Search the entries for the word "shares". Copy every line where it turns up.

[[ Source records, beginning ]]

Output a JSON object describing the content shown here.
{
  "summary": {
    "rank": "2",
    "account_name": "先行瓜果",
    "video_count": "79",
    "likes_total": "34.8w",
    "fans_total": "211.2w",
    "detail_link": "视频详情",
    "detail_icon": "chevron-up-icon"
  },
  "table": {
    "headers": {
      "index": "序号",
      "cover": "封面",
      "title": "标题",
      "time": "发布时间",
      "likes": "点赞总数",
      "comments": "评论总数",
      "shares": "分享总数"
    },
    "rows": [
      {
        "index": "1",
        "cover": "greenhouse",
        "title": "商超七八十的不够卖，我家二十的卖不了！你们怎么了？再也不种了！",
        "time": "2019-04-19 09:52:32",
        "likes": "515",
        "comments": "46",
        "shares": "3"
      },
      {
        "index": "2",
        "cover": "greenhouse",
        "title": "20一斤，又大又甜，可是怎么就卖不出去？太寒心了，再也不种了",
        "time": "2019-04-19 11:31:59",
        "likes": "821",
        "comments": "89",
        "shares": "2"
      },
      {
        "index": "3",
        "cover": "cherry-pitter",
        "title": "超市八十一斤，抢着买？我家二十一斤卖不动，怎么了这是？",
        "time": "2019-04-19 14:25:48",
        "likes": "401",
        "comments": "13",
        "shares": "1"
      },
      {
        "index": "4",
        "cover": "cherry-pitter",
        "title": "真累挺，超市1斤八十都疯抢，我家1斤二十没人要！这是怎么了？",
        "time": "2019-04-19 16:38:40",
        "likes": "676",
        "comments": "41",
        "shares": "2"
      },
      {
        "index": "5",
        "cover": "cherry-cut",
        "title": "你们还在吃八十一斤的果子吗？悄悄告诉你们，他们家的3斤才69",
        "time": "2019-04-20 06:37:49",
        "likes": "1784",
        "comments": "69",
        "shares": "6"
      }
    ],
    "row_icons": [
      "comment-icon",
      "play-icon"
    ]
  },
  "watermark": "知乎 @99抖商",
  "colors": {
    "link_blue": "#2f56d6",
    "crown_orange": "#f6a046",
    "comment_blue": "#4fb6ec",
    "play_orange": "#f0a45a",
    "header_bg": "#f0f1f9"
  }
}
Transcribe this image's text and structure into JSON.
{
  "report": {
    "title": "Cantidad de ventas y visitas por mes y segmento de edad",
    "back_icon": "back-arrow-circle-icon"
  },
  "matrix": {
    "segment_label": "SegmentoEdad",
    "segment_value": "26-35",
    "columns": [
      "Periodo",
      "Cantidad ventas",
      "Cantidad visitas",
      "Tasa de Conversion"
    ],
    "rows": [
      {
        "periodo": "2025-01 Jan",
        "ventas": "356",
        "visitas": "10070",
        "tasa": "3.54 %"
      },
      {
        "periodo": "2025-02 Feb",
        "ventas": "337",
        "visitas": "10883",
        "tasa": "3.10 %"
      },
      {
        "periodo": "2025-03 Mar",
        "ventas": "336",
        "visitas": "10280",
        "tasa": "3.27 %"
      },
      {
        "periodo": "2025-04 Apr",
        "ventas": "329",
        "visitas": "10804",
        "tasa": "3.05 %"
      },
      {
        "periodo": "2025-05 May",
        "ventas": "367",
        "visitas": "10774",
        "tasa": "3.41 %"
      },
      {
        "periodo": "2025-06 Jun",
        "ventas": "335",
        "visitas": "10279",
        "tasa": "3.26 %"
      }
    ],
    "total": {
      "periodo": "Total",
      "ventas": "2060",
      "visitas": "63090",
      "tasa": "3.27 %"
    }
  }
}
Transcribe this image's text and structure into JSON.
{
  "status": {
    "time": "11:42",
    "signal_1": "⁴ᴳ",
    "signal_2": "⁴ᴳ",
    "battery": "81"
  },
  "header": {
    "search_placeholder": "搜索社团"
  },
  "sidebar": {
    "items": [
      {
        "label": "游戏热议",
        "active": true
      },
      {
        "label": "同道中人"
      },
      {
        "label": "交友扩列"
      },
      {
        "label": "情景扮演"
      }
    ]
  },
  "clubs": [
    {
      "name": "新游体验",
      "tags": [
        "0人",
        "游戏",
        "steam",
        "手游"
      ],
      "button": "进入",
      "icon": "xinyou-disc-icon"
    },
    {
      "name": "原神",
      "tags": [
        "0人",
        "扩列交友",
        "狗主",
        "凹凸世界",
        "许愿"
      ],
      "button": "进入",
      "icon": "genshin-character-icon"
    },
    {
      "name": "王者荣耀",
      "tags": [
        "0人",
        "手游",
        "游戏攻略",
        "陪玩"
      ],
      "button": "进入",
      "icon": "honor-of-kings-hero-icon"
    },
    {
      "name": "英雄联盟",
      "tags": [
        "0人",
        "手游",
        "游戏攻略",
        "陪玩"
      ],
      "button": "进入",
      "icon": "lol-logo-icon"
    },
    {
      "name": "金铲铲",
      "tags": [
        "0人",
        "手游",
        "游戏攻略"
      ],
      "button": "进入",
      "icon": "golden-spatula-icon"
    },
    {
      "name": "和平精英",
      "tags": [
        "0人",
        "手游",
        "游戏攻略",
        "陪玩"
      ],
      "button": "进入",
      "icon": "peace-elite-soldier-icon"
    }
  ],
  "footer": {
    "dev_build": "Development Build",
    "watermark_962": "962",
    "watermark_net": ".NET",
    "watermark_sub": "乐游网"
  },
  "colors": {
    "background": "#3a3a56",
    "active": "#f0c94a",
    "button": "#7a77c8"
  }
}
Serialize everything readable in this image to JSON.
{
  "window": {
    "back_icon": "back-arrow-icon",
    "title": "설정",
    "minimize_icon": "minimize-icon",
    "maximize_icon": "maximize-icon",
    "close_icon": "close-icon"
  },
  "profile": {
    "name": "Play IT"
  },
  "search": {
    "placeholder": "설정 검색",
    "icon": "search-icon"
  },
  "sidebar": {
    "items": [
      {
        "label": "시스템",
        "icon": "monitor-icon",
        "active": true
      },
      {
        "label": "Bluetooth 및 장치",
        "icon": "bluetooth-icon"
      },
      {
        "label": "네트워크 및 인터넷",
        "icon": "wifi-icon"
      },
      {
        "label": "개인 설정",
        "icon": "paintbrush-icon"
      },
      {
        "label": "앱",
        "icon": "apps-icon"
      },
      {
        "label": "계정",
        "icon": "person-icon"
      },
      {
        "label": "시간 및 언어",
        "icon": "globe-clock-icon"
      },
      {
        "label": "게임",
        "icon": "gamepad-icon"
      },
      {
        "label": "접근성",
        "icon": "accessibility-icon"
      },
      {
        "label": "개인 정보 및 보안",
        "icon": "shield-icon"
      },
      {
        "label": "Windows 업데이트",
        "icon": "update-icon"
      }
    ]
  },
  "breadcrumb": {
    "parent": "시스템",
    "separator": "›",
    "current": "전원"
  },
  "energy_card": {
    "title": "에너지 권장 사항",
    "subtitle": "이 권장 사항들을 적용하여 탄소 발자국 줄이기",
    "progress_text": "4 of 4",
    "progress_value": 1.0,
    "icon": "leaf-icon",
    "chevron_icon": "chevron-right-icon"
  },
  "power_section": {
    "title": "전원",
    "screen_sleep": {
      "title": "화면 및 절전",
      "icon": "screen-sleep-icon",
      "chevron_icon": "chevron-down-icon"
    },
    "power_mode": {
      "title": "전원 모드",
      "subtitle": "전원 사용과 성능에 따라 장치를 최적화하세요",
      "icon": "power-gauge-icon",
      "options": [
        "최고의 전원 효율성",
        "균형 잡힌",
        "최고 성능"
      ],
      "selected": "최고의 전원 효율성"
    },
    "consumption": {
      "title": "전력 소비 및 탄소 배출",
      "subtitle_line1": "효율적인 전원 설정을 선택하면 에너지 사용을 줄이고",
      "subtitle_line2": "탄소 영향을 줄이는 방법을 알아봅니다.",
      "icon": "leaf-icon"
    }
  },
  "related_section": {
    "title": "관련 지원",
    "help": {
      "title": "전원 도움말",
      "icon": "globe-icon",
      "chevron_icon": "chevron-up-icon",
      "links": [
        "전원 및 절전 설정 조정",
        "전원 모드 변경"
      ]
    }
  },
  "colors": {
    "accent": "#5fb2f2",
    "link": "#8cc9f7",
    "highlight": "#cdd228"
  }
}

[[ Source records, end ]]

• Result of the task:
      "shares": "分享总数"
        "shares": "3"
        "shares": "2"
        "shares": "1"
        "shares": "2"
        "shares": "6"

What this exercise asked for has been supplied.